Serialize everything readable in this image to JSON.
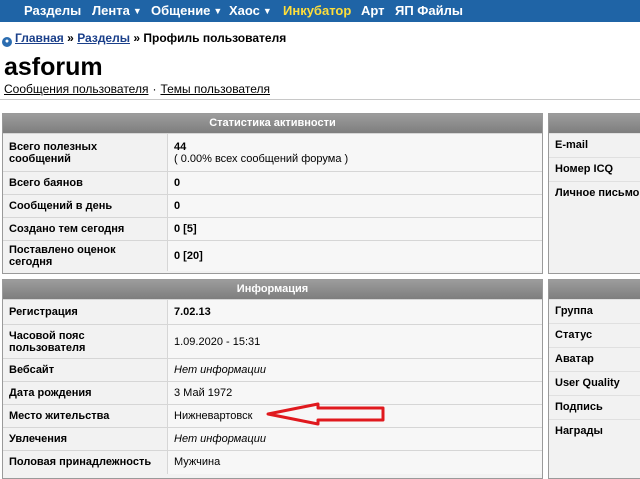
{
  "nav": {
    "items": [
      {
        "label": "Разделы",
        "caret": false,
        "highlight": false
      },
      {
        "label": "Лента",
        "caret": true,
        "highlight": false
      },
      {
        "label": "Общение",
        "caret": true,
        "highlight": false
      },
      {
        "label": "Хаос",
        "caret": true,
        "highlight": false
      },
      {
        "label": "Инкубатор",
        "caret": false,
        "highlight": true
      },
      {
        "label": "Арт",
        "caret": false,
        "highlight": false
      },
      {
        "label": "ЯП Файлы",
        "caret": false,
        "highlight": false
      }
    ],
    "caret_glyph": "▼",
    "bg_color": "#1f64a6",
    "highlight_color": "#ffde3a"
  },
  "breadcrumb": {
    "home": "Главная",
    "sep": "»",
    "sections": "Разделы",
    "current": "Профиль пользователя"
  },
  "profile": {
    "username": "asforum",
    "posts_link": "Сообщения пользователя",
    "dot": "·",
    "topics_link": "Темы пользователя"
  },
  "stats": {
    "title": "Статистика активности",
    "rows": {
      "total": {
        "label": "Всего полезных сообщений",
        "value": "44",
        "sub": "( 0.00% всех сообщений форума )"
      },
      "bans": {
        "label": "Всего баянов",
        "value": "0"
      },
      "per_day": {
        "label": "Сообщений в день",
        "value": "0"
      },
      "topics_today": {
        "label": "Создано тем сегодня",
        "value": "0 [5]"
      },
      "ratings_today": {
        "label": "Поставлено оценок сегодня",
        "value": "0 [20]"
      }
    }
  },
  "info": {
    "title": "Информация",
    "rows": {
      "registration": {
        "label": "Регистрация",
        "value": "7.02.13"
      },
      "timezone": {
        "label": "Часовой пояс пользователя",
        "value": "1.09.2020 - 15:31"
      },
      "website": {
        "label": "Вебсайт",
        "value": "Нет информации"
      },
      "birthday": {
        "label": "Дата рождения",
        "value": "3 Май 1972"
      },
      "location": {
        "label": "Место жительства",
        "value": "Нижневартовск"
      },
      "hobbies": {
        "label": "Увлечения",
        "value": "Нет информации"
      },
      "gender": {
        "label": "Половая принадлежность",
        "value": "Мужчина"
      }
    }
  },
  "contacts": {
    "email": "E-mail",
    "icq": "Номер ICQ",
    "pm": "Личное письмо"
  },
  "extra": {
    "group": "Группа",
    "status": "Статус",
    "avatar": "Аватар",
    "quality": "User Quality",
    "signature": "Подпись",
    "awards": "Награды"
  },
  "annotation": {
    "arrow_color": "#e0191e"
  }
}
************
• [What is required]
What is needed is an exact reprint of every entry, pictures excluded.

• [Output for this exercise]
Serialize everything readable in this image to JSON.
{
  "nav": {
    "items": [
      {
        "label": "Разделы",
        "caret": false,
        "highlight": false
      },
      {
        "label": "Лента",
        "caret": true,
        "highlight": false
      },
      {
        "label": "Общение",
        "caret": true,
        "highlight": false
      },
      {
        "label": "Хаос",
        "caret": true,
        "highlight": false
      },
      {
        "label": "Инкубатор",
        "caret": false,
        "highlight": true
      },
      {
        "label": "Арт",
        "caret": false,
        "highlight": false
      },
      {
        "label": "ЯП Файлы",
        "caret": false,
        "highlight": false
      }
    ],
    "caret_glyph": "▼",
    "bg_color": "#1f64a6",
    "highlight_color": "#ffde3a"
  },
  "breadcrumb": {
    "home": "Главная",
    "sep": "»",
    "sections": "Разделы",
    "current": "Профиль пользователя"
  },
  "profile": {
    "username": "asforum",
    "posts_link": "Сообщения пользователя",
    "dot": "·",
    "topics_link": "Темы пользователя"
  },
  "stats": {
    "title": "Статистика активности",
    "rows": {
      "total": {
        "label": "Всего полезных сообщений",
        "value": "44",
        "sub": "( 0.00% всех сообщений форума )"
      },
      "bans": {
        "label": "Всего баянов",
        "value": "0"
      },
      "per_day": {
        "label": "Сообщений в день",
        "value": "0"
      },
      "topics_today": {
        "label": "Создано тем сегодня",
        "value": "0 [5]"
      },
      "ratings_today": {
        "label": "Поставлено оценок сегодня",
        "value": "0 [20]"
      }
    }
  },
  "info": {
    "title": "Информация",
    "rows": {
      "registration": {
        "label": "Регистрация",
        "value": "7.02.13"
      },
      "timezone": {
        "label": "Часовой пояс пользователя",
        "value": "1.09.2020 - 15:31"
      },
      "website": {
        "label": "Вебсайт",
        "value": "Нет информации"
      },
      "birthday": {
        "label": "Дата рождения",
        "value": "3 Май 1972"
      },
      "location": {
        "label": "Место жительства",
        "value": "Нижневартовск"
      },
      "hobbies": {
        "label": "Увлечения",
        "value": "Нет информации"
      },
      "gender": {
        "label": "Половая принадлежность",
        "value": "Мужчина"
      }
    }
  },
  "contacts": {
    "email": "E-mail",
    "icq": "Номер ICQ",
    "pm": "Личное письмо"
  },
  "extra": {
    "group": "Группа",
    "status": "Статус",
    "avatar": "Аватар",
    "quality": "User Quality",
    "signature": "Подпись",
    "awards": "Награды"
  },
  "annotation": {
    "arrow_color": "#e0191e"
  }
}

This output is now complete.